I agree with Mrs. Breidenthal with the student/teacher relationship. This is crucial to create to educational success with your students. Low income students have a lot of issues coming into the school setting, so a negative attitude from a teacher just sets another "negative" person tone in their head. A teachers (school employees) attitude is everything to create a positive learning environment for all.
Just piggybacking off the biblical saying- If one student is demonstratively unhappy in the classroom...no one is "happy".
A teacher works effectively with diverse gifted learners by knowing what works. (pg. 222-223) This comes back to effective training because anytime teachers have been trained and prepped, we are more valuable to our students and community. I agree with Jeannie in the student/teacher relationship. It is crucial to set up a relationship early on and do everything we can as teachers to build that trust and understanding in helping our students be successful.
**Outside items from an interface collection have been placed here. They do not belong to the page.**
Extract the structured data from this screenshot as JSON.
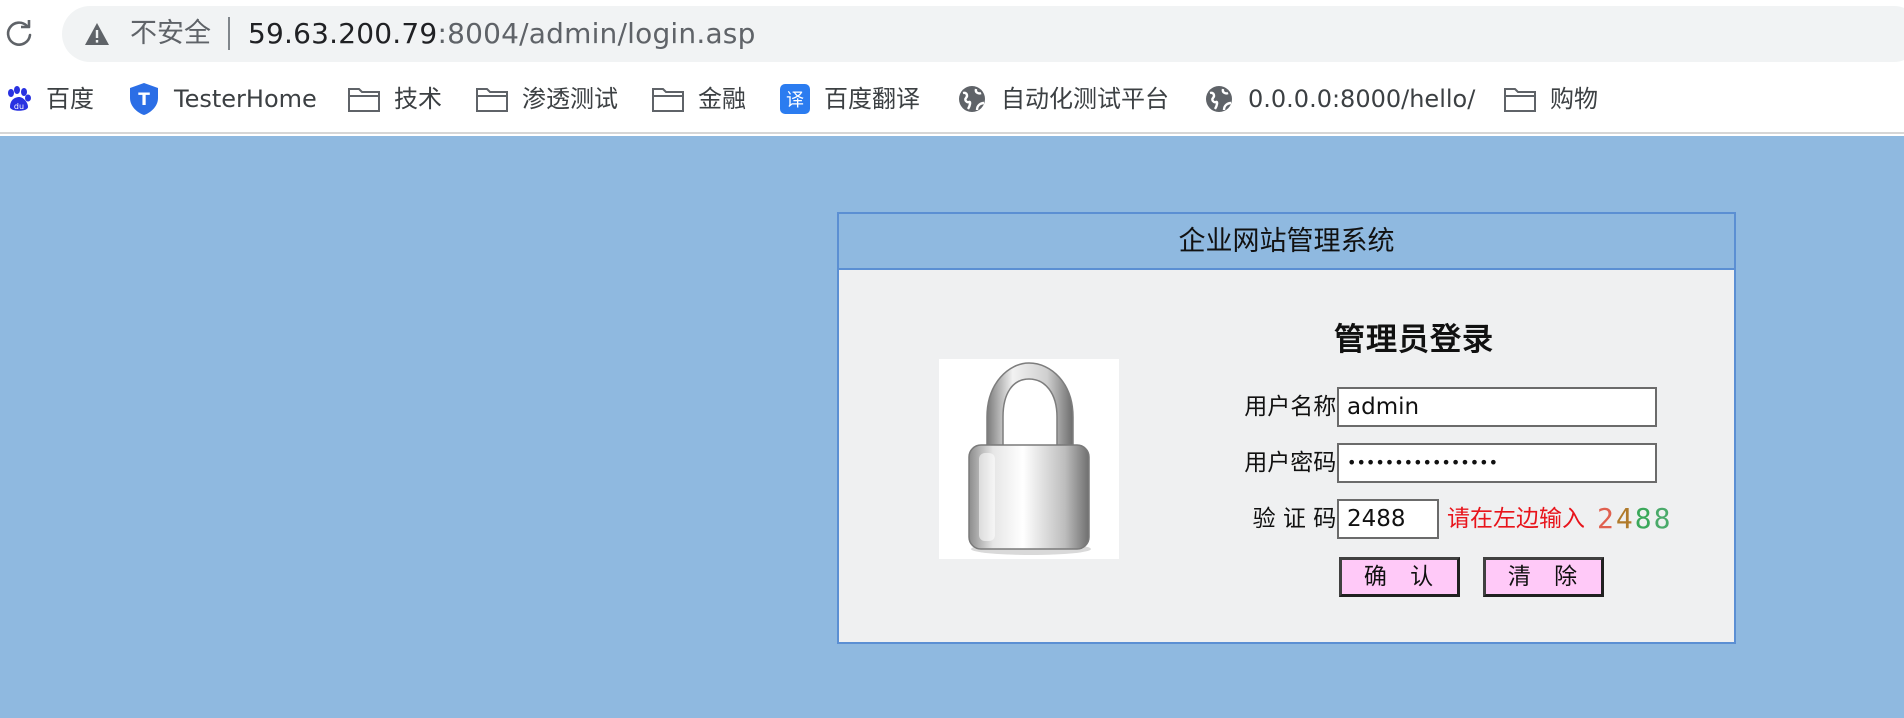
{
  "browser": {
    "security_label": "不安全",
    "url_host": "59.63.200.79",
    "url_rest": ":8004/admin/login.asp",
    "reload_icon": "reload-icon",
    "warning_icon": "warning-triangle-icon"
  },
  "bookmarks": [
    {
      "label": "百度",
      "icon": "baidu-icon"
    },
    {
      "label": "TesterHome",
      "icon": "testerhome-shield-icon"
    },
    {
      "label": "技术",
      "icon": "folder-icon"
    },
    {
      "label": "渗透测试",
      "icon": "folder-icon"
    },
    {
      "label": "金融",
      "icon": "folder-icon"
    },
    {
      "label": "百度翻译",
      "icon": "baidu-translate-icon"
    },
    {
      "label": "自动化测试平台",
      "icon": "globe-icon"
    },
    {
      "label": "0.0.0.0:8000/hello/",
      "icon": "globe-icon"
    },
    {
      "label": "购物",
      "icon": "folder-icon"
    }
  ],
  "translate_glyph": "译",
  "testerhome_glyph": "T",
  "panel": {
    "title": "企业网站管理系统",
    "login_title": "管理员登录",
    "lock_image": "padlock-icon"
  },
  "form": {
    "username_label": "用户名称:",
    "username_value": "admin",
    "password_label": "用户密码:",
    "password_value": "••••••••••••••••",
    "code_label": "验 证 码:",
    "code_value": "2488",
    "code_hint": "请在左边输入",
    "captcha_digits": [
      "2",
      "4",
      "8",
      "8"
    ],
    "captcha_colors": [
      "#e0604f",
      "#b07a2a",
      "#3aa85a",
      "#4aaa6a"
    ],
    "confirm_label": "确 认",
    "clear_label": "清 除"
  },
  "colors": {
    "page_bg": "#8fb9e0",
    "panel_border": "#5b8fd3",
    "button_bg": "#ffc9f8",
    "hint": "#e8141b"
  }
}
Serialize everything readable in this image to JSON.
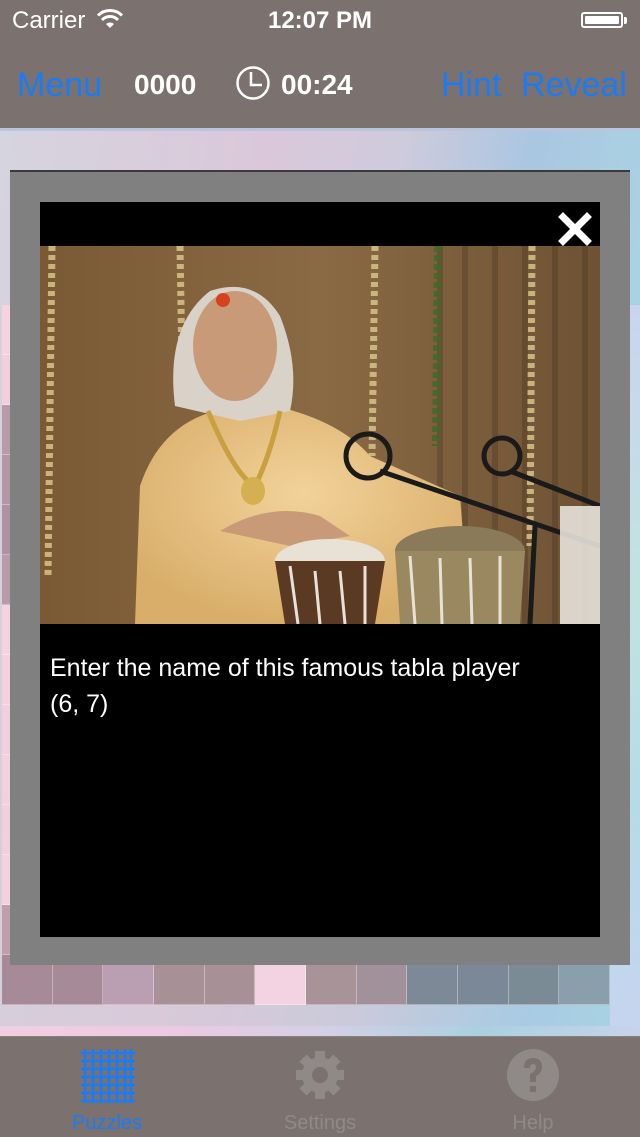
{
  "status_bar": {
    "carrier": "Carrier",
    "time": "12:07 PM"
  },
  "toolbar": {
    "menu_label": "Menu",
    "score": "0000",
    "timer": "00:24",
    "hint_label": "Hint",
    "reveal_label": "Reveal"
  },
  "colors": {
    "accent": "#1a7cf5",
    "bar_bg": "#7b716e",
    "modal_frame": "#808080",
    "inactive_tab": "#8f8a88"
  },
  "clue_dialog": {
    "photo_alt": "Elderly tabla player in golden kurta playing tabla with microphones",
    "clue_text": "Enter the name of this famous tabla player",
    "answer_lengths": "(6, 7)",
    "close_icon": "close-icon"
  },
  "board": {
    "rows": [
      [
        "#f5d3e1",
        "#f2d2df",
        "#f0d6e0",
        "#f4d5e0",
        "#e8d6e2",
        "#e6dde6",
        "#bfc6d6",
        "#b7c8dd",
        "#b3cbe0",
        "#aacde1",
        "#b4d6e4",
        "#b2d4e4"
      ],
      [
        "#f3cfdd",
        "#f2d0dd",
        "#f0d3de",
        "#f4d3df",
        "#ead3e0",
        "#e5d7e2",
        "#c8c6d6",
        "#bac8dc",
        "#b5cde0",
        "#acd0e2",
        "#bcdde4",
        "#b6d4e4"
      ],
      [
        "#b69ca9",
        "#b9a2b0",
        "#ad9aa6",
        "#ad9aa7",
        "#f1d6e4",
        "#a9959f",
        "#a5939c",
        "#8f98a7",
        "#8c9cae",
        "#8a9db1",
        "#8ea5b3",
        "#93a4b6"
      ],
      [
        "#b297a6",
        "#b99fb3",
        "#a8949f",
        "#a8939f",
        "#eed2e1",
        "#a6929c",
        "#a1929d",
        "#8897a4",
        "#8798ac",
        "#879cb0",
        "#8ea4b2",
        "#8d9db2"
      ],
      [
        "#ac92a3",
        "#b49dae",
        "#a9939f",
        "#a8939f",
        "#eccfdf",
        "#a9959e",
        "#a2929b",
        "#86939f",
        "#8695a8",
        "#8799ac",
        "#8ba1b0",
        "#8b9bb0"
      ],
      [
        "#b69ba8",
        "#bca6b2",
        "#aa97a1",
        "#aa96a1",
        "#eed3e1",
        "#a8959d",
        "#a1939c",
        "#87949f",
        "#8795a7",
        "#8699ab",
        "#8ca2b0",
        "#8a9aaf"
      ],
      [
        "#f4d3e0",
        "#f2d2e0",
        "#f1d5df",
        "#f3d5e0",
        "#ebd6e3",
        "#e6dae4",
        "#c2c3d3",
        "#b4c3d8",
        "#b2c8dd",
        "#a8cadf",
        "#b4d6e2",
        "#b2d3e3"
      ],
      [
        "#f4d0df",
        "#f3d1df",
        "#f1d3df",
        "#f3d3df",
        "#eed4e2",
        "#e6d9e3",
        "#c1c3d3",
        "#b3c3d7",
        "#b1c7dc",
        "#a7c9de",
        "#b3d4e2",
        "#b1d2e2"
      ],
      [
        "#f1cfde",
        "#f2d0de",
        "#f0d3de",
        "#f3d3df",
        "#ecd2e0",
        "#e4d8e2",
        "#bfc2d3",
        "#b1c1d6",
        "#afc5db",
        "#a5c7dd",
        "#b1d3e2",
        "#afd0e1"
      ],
      [
        "#f3d0dd",
        "#f2d0de",
        "#f0d2dd",
        "#f3d3df",
        "#ead3e0",
        "#e5d8e2",
        "#c0c2d3",
        "#b2c2d7",
        "#b0c6dc",
        "#a6c8de",
        "#b2d4e2",
        "#b0d1e2"
      ],
      [
        "#f2cfdd",
        "#f1cfdd",
        "#efd2dd",
        "#f2d2de",
        "#e9d2df",
        "#e4d7e1",
        "#bfc1d2",
        "#b1c1d6",
        "#afc5db",
        "#a5c7dd",
        "#b1d3e1",
        "#afd0e1"
      ],
      [
        "#f3d1de",
        "#f3d1de",
        "#f1d4de",
        "#f3d4df",
        "#ebd4e1",
        "#e6d9e3",
        "#c1c3d4",
        "#b3c3d8",
        "#b1c7dc",
        "#a7c9de",
        "#b3d5e3",
        "#b1d2e3"
      ],
      [
        "#be9fab",
        "#f1cfdf",
        "#f1d1df",
        "#f3dde2",
        "#f3d1df",
        "#eadbe3",
        "#e7e1e7",
        "#a89fab",
        "#7a8b97",
        "#8b9dab",
        "#778a95",
        "#c3dec0"
      ],
      [
        "#a78a98",
        "#a78a98",
        "#b99fb1",
        "#a79196",
        "#a79196",
        "#f3d2e2",
        "#a79398",
        "#a0919a",
        "#7d8996",
        "#7a8898",
        "#7a8b95",
        "#8a9fab"
      ]
    ]
  },
  "tab_bar": {
    "tabs": [
      {
        "label": "Puzzles",
        "icon": "grid-icon",
        "active": true
      },
      {
        "label": "Settings",
        "icon": "gear-icon",
        "active": false
      },
      {
        "label": "Help",
        "icon": "question-icon",
        "active": false
      }
    ]
  }
}
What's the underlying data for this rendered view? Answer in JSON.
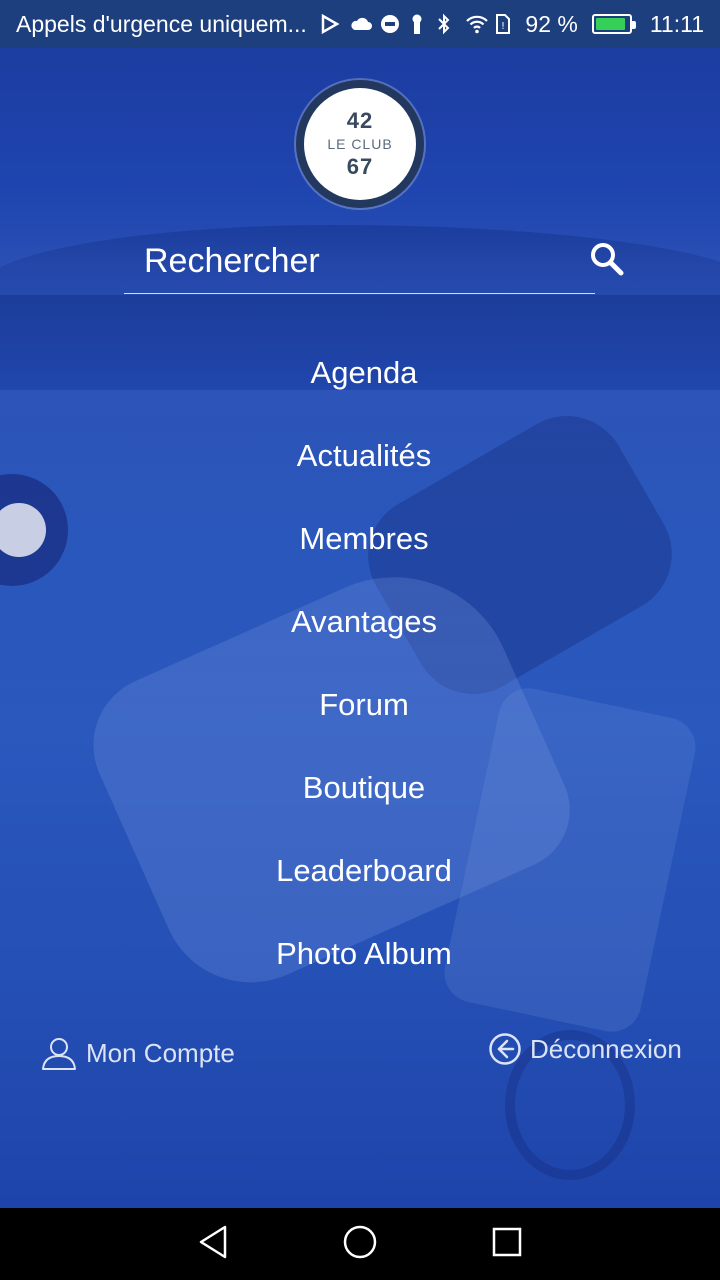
{
  "status_bar": {
    "carrier": "Appels d'urgence uniquem...",
    "battery_percent": "92 %",
    "battery_level": 0.92,
    "time": "11:11",
    "left_icons": [
      "play-store-icon",
      "cloud-icon",
      "vpn-icon",
      "key-icon"
    ],
    "right_icons": [
      "bluetooth-icon",
      "wifi-icon",
      "sim-icon",
      "battery-icon"
    ]
  },
  "logo": {
    "top": "42",
    "middle": "LE CLUB",
    "bottom": "67"
  },
  "search": {
    "placeholder": "Rechercher"
  },
  "menu": {
    "items": [
      {
        "label": "Agenda"
      },
      {
        "label": "Actualités"
      },
      {
        "label": "Membres"
      },
      {
        "label": "Avantages"
      },
      {
        "label": "Forum"
      },
      {
        "label": "Boutique"
      },
      {
        "label": "Leaderboard"
      },
      {
        "label": "Photo Album"
      }
    ]
  },
  "footer": {
    "account_label": "Mon Compte",
    "logout_label": "Déconnexion"
  },
  "colors": {
    "background": "#2247b0",
    "status_bar": "#1d3f7d",
    "text": "#ffffff",
    "battery_fill": "#34d058"
  }
}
Unfortunately, their little worlds are already difficult in many instances and I believe that when they come to us and spend 7-8 hours with us five days a week, it is paramount to have a positive attitude, show that we believe in our students and let our students know that they are safe with us. On page 225, The question was posed "what do diverse gifted students want in a teacher?" The answer is the personal and social behaviors of teachers made more of a difference than other teacher behaviors.
One way of working effectively with a diverse gifted learner is to use an "ongoing" case analysis approach to keep abreast of a student's strengths and weaknesses. The analysis of Blair on pp 230-235 highlights the importance of this type of ongoing "documentation." It needs to include information about the progress of these students from a student, parent and teacher perspective. Every year these individuals complete a case analysis. As with Blair, 'patterns" regarding academic strengths and weaknesses will emerge. Teachers can analyze and discuss these patterns and then apply or develop a protocol.
Effective training and workshops is the key. I agree that we need to go to GREAT training that give us a bucket of great information that can be used in the classroom. We can then take that valuable information and apply it with our students. Having a positive attitude with valuable training does wonders for our students learning.